- Stalker, (Tarkovsky, 1979)

In Andrei Tarkovsky’s film Stalker released in 1979 three men - a stalker, a writer and a professor, ventures into a place they call “the Zone”, where the landscape is in constant alteration. The inspiration for this Zone came supposedly from the Mayak nuclear facility in the Soviet Union, which had seen an accident in 1957 rendering the surrounding area extremely hazardous to humans. Tarkovsky used ruins surrounding the Tallinn power station in Estonia as film location. This area was badly polluted, something claimed to be the reason for his untimely death due to lung cancer in 1986.

At 1.24 am on 26 April 1986 an accident occurred at the Chernobyl nuclear power plant, causing one of the reactors to explode. 36 hours after the accident the almost 50,000 inhabitants of Pripyat, a city only 3 kilometres away, were evacuated at two hours’ notice and with a promise that they would be able to return after three days. An area of 30 square kilometres, including Pripyat, was closed off and has remained uninhabitable because of the radioactive contamination from the accident.

June 24, 2010 I gathered digital photographic material within the closed off zone, now referred to as “The Zone of Alienation”. When I later went through the material on my laptop a portion of the images took on a life of their own.  The images changed each time I viewed them. They started dividing and rearranging themselves into abstract black and white patterns or turning intensely green while keeping parts of the original image. In both instances parts of the image disappeared altogether being replaced by grey rectangular shapes. This grey was the background of the Preview program being used to enable the viewing of the images. I tried to transfer the original files to another computer in order to print them, but this computer was unable to open them referring to them as unrecognizable files. The only way I could capture this mutating phenomenon was by saving the images as the screenshots being shown in the exhibition.

Similarly unexplained distortions of the images recorded in the vicinity of Chernobyl were reported by the documentary filmmaker Vladimir Schevchenko and others when reviewing their film stocks documenting the clean up of the nuclear disaster in 1986. Black spots and white flares and a crackling noise appeared consistently on all of their films.
The Zone of Alienation, 2010
Inkjet print on Hahnemühle German Etching paper, 60 x 200 cm, table.

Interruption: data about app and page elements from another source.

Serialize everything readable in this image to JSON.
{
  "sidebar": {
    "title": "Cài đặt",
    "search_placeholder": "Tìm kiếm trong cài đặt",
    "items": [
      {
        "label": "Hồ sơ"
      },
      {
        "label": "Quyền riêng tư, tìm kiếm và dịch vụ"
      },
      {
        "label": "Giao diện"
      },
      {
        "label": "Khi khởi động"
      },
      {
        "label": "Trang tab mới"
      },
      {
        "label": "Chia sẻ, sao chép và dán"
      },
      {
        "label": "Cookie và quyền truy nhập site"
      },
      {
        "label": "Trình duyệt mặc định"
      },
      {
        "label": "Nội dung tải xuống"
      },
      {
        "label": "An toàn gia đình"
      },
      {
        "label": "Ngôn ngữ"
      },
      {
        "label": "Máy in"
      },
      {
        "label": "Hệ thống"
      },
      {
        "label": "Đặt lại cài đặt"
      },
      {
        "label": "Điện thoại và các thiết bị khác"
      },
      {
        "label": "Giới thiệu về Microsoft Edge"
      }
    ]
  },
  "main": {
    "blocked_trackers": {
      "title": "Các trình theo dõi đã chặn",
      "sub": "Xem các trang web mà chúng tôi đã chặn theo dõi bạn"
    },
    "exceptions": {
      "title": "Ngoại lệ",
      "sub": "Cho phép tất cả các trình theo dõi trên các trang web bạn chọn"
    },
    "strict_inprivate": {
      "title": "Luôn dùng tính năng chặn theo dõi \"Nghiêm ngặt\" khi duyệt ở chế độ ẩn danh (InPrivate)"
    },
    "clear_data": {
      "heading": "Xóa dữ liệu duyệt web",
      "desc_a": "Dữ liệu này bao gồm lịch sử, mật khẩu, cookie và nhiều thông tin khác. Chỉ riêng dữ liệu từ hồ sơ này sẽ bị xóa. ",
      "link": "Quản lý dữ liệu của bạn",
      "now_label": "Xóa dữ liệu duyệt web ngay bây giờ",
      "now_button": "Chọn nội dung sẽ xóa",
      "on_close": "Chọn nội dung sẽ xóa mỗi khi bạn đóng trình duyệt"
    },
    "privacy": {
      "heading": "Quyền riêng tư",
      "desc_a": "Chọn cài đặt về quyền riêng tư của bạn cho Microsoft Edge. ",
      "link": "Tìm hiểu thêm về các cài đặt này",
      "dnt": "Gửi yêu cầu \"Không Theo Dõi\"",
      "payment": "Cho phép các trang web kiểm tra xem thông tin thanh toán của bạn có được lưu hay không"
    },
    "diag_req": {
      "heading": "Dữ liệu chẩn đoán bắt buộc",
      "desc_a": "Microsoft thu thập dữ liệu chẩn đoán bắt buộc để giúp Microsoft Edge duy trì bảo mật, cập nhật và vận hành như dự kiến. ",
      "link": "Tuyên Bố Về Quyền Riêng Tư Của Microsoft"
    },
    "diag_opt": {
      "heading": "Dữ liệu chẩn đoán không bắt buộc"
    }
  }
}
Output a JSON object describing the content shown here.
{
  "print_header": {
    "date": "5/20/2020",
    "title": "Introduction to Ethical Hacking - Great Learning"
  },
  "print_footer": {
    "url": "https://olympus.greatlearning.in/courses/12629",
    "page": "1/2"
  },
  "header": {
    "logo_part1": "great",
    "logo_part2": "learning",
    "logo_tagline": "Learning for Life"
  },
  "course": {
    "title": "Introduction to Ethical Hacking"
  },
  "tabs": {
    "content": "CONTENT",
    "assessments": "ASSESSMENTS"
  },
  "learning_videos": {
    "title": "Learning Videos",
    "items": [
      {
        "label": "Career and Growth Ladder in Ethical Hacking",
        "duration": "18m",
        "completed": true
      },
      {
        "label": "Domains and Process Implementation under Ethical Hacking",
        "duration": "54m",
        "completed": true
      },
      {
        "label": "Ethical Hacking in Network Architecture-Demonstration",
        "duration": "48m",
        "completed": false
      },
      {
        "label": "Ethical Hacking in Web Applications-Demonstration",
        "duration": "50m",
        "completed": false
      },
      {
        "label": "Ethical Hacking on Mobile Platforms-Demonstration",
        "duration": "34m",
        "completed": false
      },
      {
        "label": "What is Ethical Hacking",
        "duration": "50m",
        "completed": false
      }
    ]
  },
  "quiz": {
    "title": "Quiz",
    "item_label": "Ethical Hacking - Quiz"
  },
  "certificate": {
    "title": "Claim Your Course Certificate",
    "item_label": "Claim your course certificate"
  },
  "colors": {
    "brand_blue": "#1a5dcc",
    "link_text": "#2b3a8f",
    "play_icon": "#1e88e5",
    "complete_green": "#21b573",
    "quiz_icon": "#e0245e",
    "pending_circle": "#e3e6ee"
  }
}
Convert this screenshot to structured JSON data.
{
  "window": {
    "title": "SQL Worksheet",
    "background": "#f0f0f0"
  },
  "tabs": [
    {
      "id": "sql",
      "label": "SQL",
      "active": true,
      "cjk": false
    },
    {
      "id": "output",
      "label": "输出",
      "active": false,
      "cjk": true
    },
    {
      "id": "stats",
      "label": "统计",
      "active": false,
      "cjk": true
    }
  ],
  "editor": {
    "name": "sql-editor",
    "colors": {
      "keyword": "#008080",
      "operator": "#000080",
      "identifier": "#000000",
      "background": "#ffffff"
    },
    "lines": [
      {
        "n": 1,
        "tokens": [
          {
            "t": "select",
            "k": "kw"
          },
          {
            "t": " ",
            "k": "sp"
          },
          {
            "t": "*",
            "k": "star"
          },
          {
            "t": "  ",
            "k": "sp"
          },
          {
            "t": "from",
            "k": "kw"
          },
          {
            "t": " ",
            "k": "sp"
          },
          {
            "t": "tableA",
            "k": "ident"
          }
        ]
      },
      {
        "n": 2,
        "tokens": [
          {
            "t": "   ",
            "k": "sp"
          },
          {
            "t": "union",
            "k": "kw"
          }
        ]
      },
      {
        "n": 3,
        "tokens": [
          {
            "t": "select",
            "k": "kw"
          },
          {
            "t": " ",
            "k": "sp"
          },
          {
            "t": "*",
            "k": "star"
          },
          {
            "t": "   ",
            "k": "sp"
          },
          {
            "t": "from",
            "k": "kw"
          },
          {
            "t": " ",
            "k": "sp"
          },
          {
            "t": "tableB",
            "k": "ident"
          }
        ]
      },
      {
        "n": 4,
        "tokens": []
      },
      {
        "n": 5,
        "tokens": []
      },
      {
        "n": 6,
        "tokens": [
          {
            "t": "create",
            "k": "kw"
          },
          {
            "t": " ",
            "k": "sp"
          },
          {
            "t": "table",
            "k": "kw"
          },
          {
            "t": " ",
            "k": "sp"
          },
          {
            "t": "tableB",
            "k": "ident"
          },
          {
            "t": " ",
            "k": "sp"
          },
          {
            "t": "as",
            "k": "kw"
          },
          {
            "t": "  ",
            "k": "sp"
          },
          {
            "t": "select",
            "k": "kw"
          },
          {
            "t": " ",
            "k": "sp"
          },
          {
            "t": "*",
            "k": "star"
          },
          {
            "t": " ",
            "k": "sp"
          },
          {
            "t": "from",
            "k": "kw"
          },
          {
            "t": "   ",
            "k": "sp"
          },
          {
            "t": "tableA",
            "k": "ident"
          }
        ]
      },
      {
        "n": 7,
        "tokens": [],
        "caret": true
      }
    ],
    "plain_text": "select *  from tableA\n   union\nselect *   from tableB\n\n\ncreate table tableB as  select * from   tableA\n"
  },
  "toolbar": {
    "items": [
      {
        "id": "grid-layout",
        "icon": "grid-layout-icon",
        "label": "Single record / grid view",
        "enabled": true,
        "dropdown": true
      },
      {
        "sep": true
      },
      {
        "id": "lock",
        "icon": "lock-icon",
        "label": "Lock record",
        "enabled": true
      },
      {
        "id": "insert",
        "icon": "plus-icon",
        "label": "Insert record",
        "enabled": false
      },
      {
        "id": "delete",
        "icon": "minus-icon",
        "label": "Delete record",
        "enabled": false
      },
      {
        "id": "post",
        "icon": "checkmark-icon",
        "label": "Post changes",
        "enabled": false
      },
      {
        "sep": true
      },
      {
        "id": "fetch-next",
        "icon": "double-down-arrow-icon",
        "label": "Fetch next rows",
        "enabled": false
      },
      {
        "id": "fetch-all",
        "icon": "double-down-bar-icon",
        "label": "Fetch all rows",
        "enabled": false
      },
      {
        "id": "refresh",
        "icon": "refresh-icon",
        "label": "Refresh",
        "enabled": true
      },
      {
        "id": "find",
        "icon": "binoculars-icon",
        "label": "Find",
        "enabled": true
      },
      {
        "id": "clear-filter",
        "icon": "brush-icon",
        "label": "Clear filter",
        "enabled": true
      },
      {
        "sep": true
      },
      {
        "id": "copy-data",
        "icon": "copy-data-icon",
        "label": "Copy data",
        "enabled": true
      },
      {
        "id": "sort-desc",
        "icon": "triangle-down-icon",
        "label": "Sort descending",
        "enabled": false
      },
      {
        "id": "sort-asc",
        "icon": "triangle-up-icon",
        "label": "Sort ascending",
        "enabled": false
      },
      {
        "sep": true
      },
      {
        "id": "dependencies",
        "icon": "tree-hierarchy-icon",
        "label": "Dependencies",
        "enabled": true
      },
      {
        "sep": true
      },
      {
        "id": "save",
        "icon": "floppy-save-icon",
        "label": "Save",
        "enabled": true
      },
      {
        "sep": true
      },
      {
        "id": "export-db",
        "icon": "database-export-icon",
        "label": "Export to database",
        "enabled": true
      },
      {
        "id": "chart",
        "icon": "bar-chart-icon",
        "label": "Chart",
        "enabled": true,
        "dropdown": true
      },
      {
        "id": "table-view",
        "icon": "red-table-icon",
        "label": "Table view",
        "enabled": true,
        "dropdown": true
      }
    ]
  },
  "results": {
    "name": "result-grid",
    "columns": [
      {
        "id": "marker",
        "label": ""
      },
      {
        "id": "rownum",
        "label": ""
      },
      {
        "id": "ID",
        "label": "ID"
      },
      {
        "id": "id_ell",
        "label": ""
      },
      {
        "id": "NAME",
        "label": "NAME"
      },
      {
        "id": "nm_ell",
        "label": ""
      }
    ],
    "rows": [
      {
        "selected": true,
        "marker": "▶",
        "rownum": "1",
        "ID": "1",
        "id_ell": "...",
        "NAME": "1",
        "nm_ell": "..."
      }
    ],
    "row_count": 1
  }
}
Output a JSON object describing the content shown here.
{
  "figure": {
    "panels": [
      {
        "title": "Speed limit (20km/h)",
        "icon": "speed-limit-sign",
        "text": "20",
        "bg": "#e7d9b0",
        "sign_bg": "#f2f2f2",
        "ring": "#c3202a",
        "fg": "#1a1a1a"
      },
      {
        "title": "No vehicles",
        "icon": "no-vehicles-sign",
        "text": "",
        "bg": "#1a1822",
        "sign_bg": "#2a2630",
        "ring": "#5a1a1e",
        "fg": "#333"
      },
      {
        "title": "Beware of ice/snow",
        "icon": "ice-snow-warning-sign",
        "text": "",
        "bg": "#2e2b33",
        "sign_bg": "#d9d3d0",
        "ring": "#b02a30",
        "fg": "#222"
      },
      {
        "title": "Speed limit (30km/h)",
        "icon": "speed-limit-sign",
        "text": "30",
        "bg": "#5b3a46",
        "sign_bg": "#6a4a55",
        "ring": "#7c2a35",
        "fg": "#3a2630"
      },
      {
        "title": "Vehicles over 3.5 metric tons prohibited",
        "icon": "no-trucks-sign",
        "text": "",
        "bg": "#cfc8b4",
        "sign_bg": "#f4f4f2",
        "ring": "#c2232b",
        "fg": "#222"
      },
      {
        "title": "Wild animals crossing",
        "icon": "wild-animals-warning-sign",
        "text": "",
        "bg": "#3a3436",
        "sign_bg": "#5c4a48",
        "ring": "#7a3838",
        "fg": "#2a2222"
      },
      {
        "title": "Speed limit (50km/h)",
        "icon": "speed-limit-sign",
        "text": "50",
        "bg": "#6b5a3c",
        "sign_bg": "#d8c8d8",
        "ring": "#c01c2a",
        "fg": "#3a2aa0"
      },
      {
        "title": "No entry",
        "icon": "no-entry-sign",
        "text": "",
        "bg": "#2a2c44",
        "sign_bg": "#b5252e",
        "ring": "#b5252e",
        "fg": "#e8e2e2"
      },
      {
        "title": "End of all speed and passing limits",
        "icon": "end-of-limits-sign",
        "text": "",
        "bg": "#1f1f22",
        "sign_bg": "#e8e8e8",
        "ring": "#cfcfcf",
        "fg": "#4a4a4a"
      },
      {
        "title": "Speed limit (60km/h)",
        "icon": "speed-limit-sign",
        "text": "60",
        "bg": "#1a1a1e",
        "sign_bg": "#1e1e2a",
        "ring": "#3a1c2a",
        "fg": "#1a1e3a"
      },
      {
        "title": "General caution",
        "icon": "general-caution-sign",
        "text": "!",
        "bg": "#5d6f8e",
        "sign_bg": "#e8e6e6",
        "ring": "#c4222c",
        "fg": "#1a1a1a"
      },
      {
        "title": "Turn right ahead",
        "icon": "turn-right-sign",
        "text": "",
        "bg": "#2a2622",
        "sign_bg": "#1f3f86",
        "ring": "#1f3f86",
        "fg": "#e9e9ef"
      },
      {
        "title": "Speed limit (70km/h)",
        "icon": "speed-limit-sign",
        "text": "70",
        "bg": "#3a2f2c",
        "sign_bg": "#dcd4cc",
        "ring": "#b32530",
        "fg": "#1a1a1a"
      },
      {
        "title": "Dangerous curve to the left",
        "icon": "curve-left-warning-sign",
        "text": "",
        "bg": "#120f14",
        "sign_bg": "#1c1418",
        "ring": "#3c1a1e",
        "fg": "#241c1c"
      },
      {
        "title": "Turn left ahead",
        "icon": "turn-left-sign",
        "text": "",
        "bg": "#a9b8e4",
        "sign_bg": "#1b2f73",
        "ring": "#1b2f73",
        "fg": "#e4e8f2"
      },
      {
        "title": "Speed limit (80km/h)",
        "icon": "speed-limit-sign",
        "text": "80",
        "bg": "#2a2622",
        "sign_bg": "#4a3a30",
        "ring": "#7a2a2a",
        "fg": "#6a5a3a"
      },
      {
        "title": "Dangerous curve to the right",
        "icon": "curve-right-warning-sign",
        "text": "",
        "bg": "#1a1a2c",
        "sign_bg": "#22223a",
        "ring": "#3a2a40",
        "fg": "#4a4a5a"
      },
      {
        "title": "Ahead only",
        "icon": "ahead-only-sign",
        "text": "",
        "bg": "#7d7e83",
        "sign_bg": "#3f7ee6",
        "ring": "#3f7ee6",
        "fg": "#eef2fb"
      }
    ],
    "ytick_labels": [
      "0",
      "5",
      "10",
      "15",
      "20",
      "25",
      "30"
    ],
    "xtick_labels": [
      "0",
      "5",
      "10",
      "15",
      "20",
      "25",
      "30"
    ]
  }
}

Installation view from ESCAPE, Lunds konsthall, Malmö, Sweden, January 29 - February 27, 2011
The Zone of Alienation, 2010
Detail shot
Exerpt from the press release for the exhibition The Zone of Alienation at Galleri Lilith Waltenberg, February 17 - 27, 2011